Cathy Yeulet/Hemera/Getty Images
Alcohol use is a point of contention in many households, particularly when one partner drinks more than the other. By communicating your concerns, changing your drinking behaviors, reducing stress, finding alternatives to alcohol and getting involved in treatment, wives can help their husbands to reduce their drinking.
Talk to Him
Husbands may not be as open to the idea that they have a drinking problem, but bringing up your concerns in a nonconfrontational manner helps to get the point across. Try wording such as, “I notice that you have been drinking every day this week. Is something bothering you?” Or turn the conversation to you, using phrases like, “When you drink, I worry because I love you and don’t want anything to happen to you.” Even open-ended questions such as, “Do you think you drink more than other people,” get the point across and open a dialogue between partners.
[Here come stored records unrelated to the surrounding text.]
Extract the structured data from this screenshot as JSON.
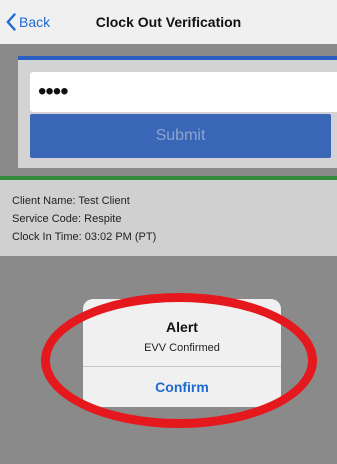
{
  "nav": {
    "back_label": "Back",
    "title": "Clock Out Verification"
  },
  "pin": {
    "value": "••••"
  },
  "submit": {
    "label": "Submit"
  },
  "info": {
    "client_name": "Client Name: Test Client",
    "service_code": "Service Code: Respite",
    "clock_in_time": "Clock In Time: 03:02 PM (PT)"
  },
  "alert": {
    "title": "Alert",
    "message": "EVV Confirmed",
    "confirm_label": "Confirm"
  },
  "colors": {
    "accent": "#1f6ad1",
    "submit_bg": "#3a66b8",
    "green_bar": "#2f8a3c",
    "annotation": "#e5191d"
  },
  "icons": {
    "back": "chevron-left-icon"
  }
}
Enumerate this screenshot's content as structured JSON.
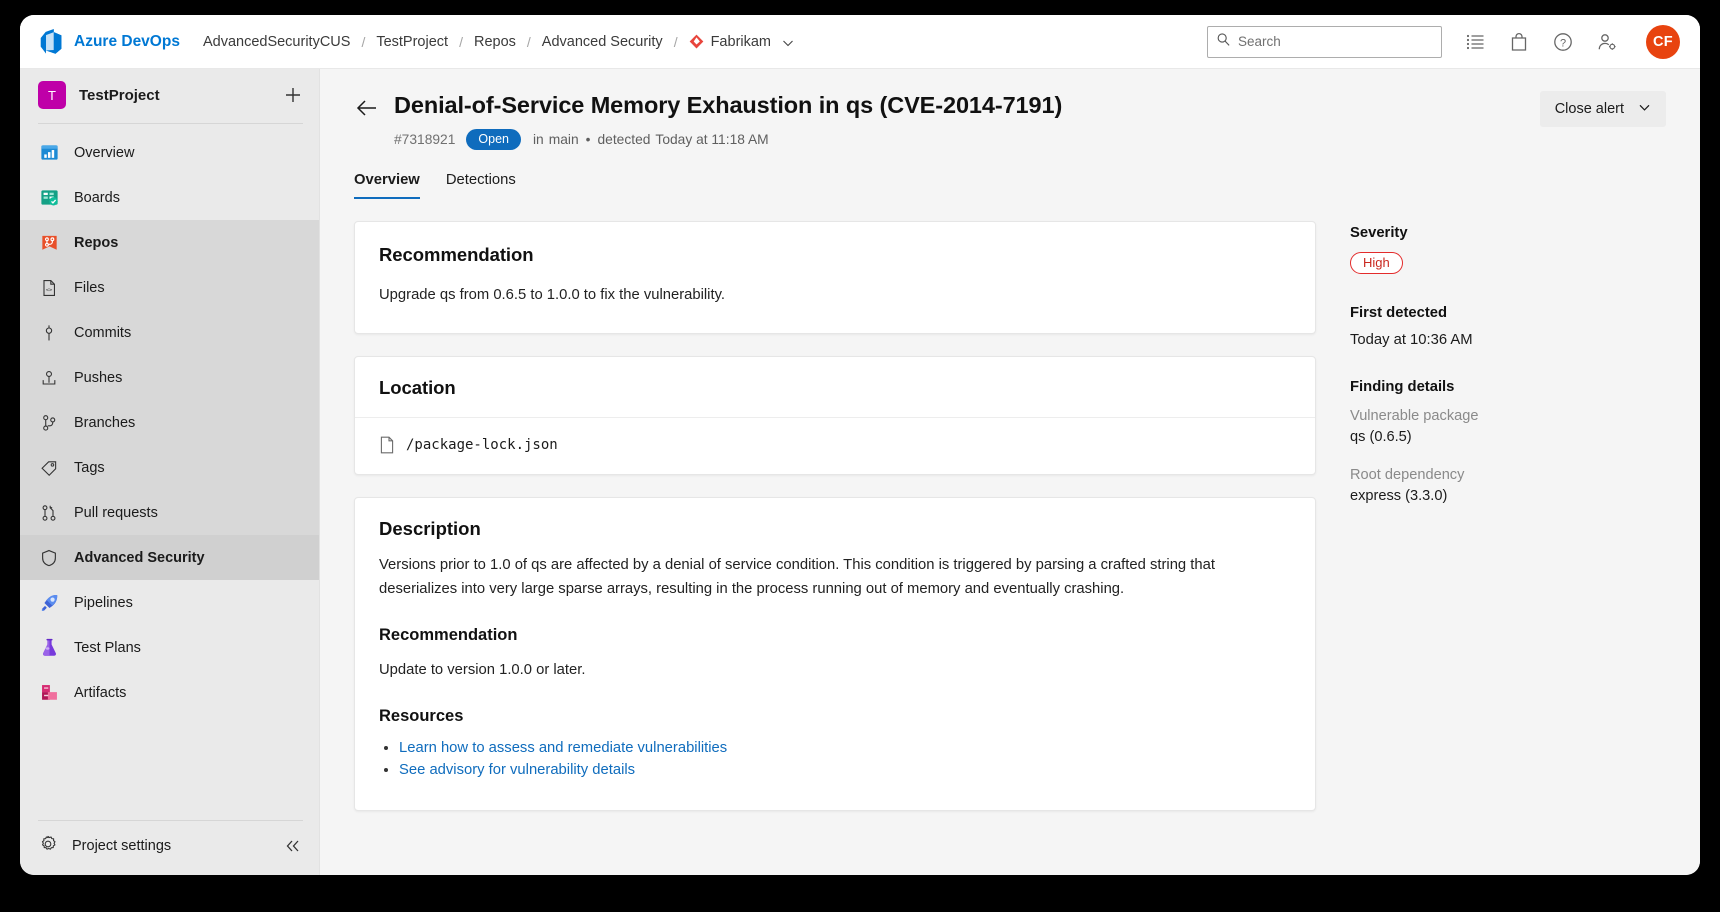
{
  "topbar": {
    "brand": "Azure DevOps",
    "logo_icon": "azure-devops-logo",
    "breadcrumbs": [
      {
        "label": "AdvancedSecurityCUS"
      },
      {
        "label": "TestProject"
      },
      {
        "label": "Repos"
      },
      {
        "label": "Advanced Security"
      }
    ],
    "separator": "/",
    "org": {
      "label": "Fabrikam",
      "icon": "fabrikam-diamond-icon",
      "chevron": "chevron-down-icon"
    },
    "search": {
      "placeholder": "Search",
      "value": "",
      "icon": "search-icon"
    },
    "icons": [
      {
        "name": "backlog-list-icon"
      },
      {
        "name": "marketplace-bag-icon"
      },
      {
        "name": "help-question-icon"
      },
      {
        "name": "user-settings-icon"
      }
    ],
    "avatar": {
      "initials": "CF",
      "color": "#e8430f"
    }
  },
  "sidebar": {
    "project": {
      "initial": "T",
      "name": "TestProject",
      "color": "#bf00a8"
    },
    "add_icon": "plus-icon",
    "items": [
      {
        "label": "Overview",
        "icon": "overview-icon",
        "active": false
      },
      {
        "label": "Boards",
        "icon": "boards-icon",
        "active": false
      },
      {
        "label": "Repos",
        "icon": "repos-icon",
        "active": false,
        "section": true
      },
      {
        "label": "Files",
        "icon": "file-code-icon",
        "active": false
      },
      {
        "label": "Commits",
        "icon": "commit-icon",
        "active": false
      },
      {
        "label": "Pushes",
        "icon": "push-icon",
        "active": false
      },
      {
        "label": "Branches",
        "icon": "branch-icon",
        "active": false
      },
      {
        "label": "Tags",
        "icon": "tag-icon",
        "active": false
      },
      {
        "label": "Pull requests",
        "icon": "pull-request-icon",
        "active": false
      },
      {
        "label": "Advanced Security",
        "icon": "shield-icon",
        "active": true
      },
      {
        "label": "Pipelines",
        "icon": "pipelines-icon",
        "active": false
      },
      {
        "label": "Test Plans",
        "icon": "test-plans-icon",
        "active": false
      },
      {
        "label": "Artifacts",
        "icon": "artifacts-icon",
        "active": false
      }
    ],
    "footer": {
      "label": "Project settings",
      "icon": "gear-icon",
      "collapse_icon": "double-chevron-left-icon"
    }
  },
  "alert": {
    "back_icon": "arrow-left-icon",
    "title": "Denial-of-Service Memory Exhaustion in qs (CVE-2014-7191)",
    "id": "#7318921",
    "state": "Open",
    "state_color": "#0f6cbd",
    "branch_prefix": "in",
    "branch": "main",
    "separator": "•",
    "detected_prefix": "detected",
    "detected_at": "Today at 11:18 AM",
    "close_button": {
      "label": "Close alert",
      "chevron": "chevron-down-icon"
    },
    "tabs": [
      {
        "label": "Overview",
        "active": true
      },
      {
        "label": "Detections",
        "active": false
      }
    ]
  },
  "cards": {
    "recommendation": {
      "title": "Recommendation",
      "text": "Upgrade qs from 0.6.5 to 1.0.0 to fix the vulnerability."
    },
    "location": {
      "title": "Location",
      "file_icon": "file-icon",
      "path": "/package-lock.json"
    },
    "description": {
      "title": "Description",
      "body": "Versions prior to 1.0 of qs are affected by a denial of service condition. This condition is triggered by parsing a crafted string that deserializes into very large sparse arrays, resulting in the process running out of memory and eventually crashing.",
      "recommendation_title": "Recommendation",
      "recommendation_text": "Update to version 1.0.0 or later.",
      "resources_title": "Resources",
      "resources": [
        {
          "label": "Learn how to assess and remediate vulnerabilities"
        },
        {
          "label": "See advisory for vulnerability details"
        }
      ]
    }
  },
  "right_panel": {
    "severity_label": "Severity",
    "severity_value": "High",
    "severity_color": "#c9281f",
    "first_detected_label": "First detected",
    "first_detected_value": "Today at 10:36 AM",
    "finding_details_label": "Finding details",
    "details": [
      {
        "label": "Vulnerable package",
        "value": "qs (0.6.5)"
      },
      {
        "label": "Root dependency",
        "value": "express (3.3.0)"
      }
    ]
  }
}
While your husband won’t necessarily admit that he has a problem with alcohol, identifying it as a concern for you might plant the seed and reduce those behaviors.
Change Your Behaviors
Fewer opportunities for drinking reduces alcohol use. When one partner changes her behavior, for example, by not drinking as much or at all, her partner also changes his behavior. Since avoiding triggers is a big part of alcohol recovery, it is critical that wives alter their own drinking patterns, particularly around their husbands
Reduce Household Stress
While alcohol may increase marital stress, stress in the household can also increase drinking behaviors. Identifying non-alcohol related sources of strain and addressing them has the potential to reduce drinking behaviors in those who use it as a way to deal with stress. Stress-reduction tools range from exercise to therapy, depending on the severity of the problem.
Support His Recovery
If you want him to stop drinking, get involved in whatever he is using for treatment. Husbands whose wives are a part of their treatment typically have fewer heavy drinking days and more days of abstinence. If he is trying to change his thought patterns around alcohol, be there to offer replace thoughts like "I need a drink," with "It's a craving and it will pass." You can also look around your community for social support groups that don't use alcohol to enhance the chances of a full recovery.
Help Him Find Alternatives to Alcohol
Plan for events that used to trigger drinking. Go on a walk in the woods or a movie instead of to a friend’s birthday at a bar, plan for holiday gatherings with alcohol free egg nog. And if he wants to stop but is having trouble, talk to your husband ahead of time to make a plan. If your husband needs to leave your mother’s house to go home and play video games because it helps him fight the urge to drink, be prepared to say, “Goodnight,” and drive him there. Being present during those times not only shows that you care but ups the chance that they will be successful in giving up alcohol.
- Health Services Research Journal: Spousal Concordance in Health Behavior Change
- Annual Review of Clinical Psychology: Marital and Family Processes in the Context of Alcohol Use and Alcohol Disorders
- Journal of Consulting and Clinical Psychology: Alcohol-Focused Spouse Involvement and Behavioral Couples Therapy: Evaluation of Enhancements to Drinking Reduction Treatment for Male Problem Drinkers
- Recovery Village: 10 Ways To Help Someone Overcome Alcohol Addiction
- Cathy Yeulet/Hemera/Getty Images